Ian Anderson 5 p.m., July 22
Veteran San Diego Pimp Unite to Decries Proposition 35, But Also Decries Child Sex Trafficking
"If you outlaw pimping, then only outlaws will be pimps."
DOWNTOWN, A LITTLE AFTER 2 A.M., JUST LOOKING FOR SOME COMPANY - "Like the man said, 'Pimpin' ain't easy,'" says the Reverend Doctor Silk Sugar, a San Diego pimp with over 20 years of experience and 35 hos in his stable at any given time. "But if Prop 35 passes, it's going to get a whole lot harder than it ever was before."
California's Proposition 35, while will go before voters in the fall, seeks to retard the rapidly growing "child sex trafficking" end of the pimping business by greatly increasing the legal and financial penalties for those convicted of exploiting children for fun and profit. But, says Sugar, the proposition's sweeping language means that many "innocent pimps" will be placed at risk if the measure passes.
"Nine years ago," explains Sugar, "the FBI identified San Diego as a 'High Intensity Child Prostitution Area,' and that's a damn shame, no doubt. Nobody wants to see a 13-year-old working National City's other 'Mile of Cars.' Well, some people do, but that doesn't mean it's right. But 'high-intensity' is a relative term, you know? Even if only 90 percent of local pimps are not selling underripe fruit - well, you know what they say about one bad apple."
Mixed metaphors aside, Sugar has serious concerns about what Prop 35 could mean, not just for honest, hardworking citizen pimps, but for the entertainment industry as a whole. "Suddenly," he muses, "it's like it's a crime to profit from someone else's labor. That's just ridiculous. A pimp is like an agent, or a manager. Justin Bieber was just some kid with a YouTube account before Scooter Braun found him and made him into a sensation. That kind of focus and direction is exactly what a good pimp can provide, freeing up the ho to work on the things that make her attractive to the consumer. We take care of business so she can take care of your business, you know? You take your average 17-year old hottie who's decided to work the street. What does she really know about the ins and outs of her chosen profession? How is she going to protect herself - from financial shenanigans, from legal entanglements, even from actual violence at the hands of some wackadoodle client? Pimps are a vital part of of the sex-worker ecosystem, and Prop 35 places them in harm's way."
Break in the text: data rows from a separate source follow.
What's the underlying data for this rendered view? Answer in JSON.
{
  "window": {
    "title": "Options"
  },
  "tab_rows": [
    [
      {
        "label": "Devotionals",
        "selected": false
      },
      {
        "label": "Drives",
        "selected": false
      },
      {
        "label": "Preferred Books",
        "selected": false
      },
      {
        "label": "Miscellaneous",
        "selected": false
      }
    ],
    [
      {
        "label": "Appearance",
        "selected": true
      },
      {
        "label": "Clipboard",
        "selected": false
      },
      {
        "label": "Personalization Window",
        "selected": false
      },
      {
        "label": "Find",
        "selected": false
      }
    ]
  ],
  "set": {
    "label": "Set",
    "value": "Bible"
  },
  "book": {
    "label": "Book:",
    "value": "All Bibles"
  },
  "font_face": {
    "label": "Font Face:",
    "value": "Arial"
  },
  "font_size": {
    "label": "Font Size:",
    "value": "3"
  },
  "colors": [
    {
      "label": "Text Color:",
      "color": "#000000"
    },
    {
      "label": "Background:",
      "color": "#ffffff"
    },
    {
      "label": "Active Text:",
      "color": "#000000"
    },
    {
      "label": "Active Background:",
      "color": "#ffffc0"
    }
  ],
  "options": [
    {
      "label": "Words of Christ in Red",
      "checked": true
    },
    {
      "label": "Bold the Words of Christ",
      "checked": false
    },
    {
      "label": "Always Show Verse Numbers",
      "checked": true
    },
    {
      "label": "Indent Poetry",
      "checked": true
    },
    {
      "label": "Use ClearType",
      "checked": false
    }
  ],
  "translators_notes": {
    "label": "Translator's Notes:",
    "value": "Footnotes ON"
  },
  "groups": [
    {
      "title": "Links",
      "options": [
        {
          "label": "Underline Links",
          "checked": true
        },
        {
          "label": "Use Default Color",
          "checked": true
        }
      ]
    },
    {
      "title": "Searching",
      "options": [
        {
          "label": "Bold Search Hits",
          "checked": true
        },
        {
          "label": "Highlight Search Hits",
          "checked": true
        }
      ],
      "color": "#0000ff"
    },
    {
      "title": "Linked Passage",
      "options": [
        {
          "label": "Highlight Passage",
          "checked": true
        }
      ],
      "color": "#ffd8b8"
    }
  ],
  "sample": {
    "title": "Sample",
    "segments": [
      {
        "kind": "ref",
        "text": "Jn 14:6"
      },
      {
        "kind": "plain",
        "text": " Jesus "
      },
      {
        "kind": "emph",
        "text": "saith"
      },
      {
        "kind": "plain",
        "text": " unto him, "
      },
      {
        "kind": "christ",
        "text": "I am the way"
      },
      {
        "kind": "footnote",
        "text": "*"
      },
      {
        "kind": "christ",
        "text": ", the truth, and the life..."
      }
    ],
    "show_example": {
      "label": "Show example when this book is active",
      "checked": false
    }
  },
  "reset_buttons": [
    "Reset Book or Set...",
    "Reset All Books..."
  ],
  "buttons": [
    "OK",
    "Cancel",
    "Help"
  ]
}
Finally, says Sugar, "California is facing a serious economic crisis. The old economic model isn't working. But the oldest economic model is working - like gangbusters. What is needed now is not some goodhearted but misguided attempt by a busybody government to regulate human desire, but a commonsense approach that will see pimping turned into a legitimate, taxable, regulatable business."
"Pimps for Romney, 2012!" Sugar concluded.